Copy out each line of the data below in which "kind" appears.

== Segment start ==

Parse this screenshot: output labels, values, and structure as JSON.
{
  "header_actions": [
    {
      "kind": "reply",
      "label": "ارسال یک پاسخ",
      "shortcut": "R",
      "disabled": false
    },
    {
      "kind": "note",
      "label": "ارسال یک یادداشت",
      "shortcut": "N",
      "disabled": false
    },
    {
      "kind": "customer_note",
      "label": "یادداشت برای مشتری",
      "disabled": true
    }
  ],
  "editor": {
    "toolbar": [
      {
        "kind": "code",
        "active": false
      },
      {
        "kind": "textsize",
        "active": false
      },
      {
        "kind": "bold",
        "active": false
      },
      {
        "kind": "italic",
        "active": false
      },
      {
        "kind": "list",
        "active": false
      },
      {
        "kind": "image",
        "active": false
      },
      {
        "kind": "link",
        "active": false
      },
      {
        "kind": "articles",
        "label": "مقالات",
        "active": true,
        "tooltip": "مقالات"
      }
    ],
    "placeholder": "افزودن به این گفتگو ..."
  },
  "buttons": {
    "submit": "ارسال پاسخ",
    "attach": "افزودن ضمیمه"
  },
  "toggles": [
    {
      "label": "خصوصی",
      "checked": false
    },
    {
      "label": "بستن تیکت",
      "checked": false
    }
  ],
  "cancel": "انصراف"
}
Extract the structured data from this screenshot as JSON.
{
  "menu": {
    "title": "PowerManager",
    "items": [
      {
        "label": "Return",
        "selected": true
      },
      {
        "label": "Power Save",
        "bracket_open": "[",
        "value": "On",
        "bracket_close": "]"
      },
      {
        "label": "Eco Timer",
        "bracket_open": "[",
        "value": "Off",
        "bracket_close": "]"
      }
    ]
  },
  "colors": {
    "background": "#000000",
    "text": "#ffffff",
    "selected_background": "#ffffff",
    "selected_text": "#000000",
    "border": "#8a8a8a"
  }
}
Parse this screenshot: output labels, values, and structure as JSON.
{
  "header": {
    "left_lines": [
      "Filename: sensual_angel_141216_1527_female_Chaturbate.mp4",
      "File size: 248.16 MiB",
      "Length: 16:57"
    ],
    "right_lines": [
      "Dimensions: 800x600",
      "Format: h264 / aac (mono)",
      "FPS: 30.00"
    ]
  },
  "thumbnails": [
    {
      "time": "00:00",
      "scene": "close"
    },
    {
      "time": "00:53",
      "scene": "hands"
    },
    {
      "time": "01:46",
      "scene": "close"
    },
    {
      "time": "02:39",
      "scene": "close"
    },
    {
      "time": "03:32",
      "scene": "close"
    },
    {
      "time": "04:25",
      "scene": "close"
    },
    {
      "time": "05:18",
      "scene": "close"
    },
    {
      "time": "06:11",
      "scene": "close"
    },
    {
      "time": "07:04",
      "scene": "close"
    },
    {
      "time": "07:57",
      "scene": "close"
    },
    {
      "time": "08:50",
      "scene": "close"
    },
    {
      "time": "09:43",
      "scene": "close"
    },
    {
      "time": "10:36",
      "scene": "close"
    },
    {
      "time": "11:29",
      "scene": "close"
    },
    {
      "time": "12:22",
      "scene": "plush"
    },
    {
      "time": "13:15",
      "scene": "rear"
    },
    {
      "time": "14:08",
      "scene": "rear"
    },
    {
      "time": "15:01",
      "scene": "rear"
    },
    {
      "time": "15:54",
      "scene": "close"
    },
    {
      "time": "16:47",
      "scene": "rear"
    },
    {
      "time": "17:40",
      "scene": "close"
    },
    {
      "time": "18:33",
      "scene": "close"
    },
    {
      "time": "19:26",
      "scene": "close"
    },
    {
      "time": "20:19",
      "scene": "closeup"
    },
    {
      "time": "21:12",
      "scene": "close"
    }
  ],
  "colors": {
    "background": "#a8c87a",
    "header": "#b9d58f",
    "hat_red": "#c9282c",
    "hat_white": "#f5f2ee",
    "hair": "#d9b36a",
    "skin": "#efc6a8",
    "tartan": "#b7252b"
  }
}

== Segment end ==

SOLUTION TO THE PROBLEM
      "kind": "reply",
      "kind": "note",
      "kind": "customer_note",
        "kind": "code",
        "kind": "textsize",
        "kind": "bold",
        "kind": "italic",
        "kind": "list",
        "kind": "image",
        "kind": "link",
        "kind": "articles",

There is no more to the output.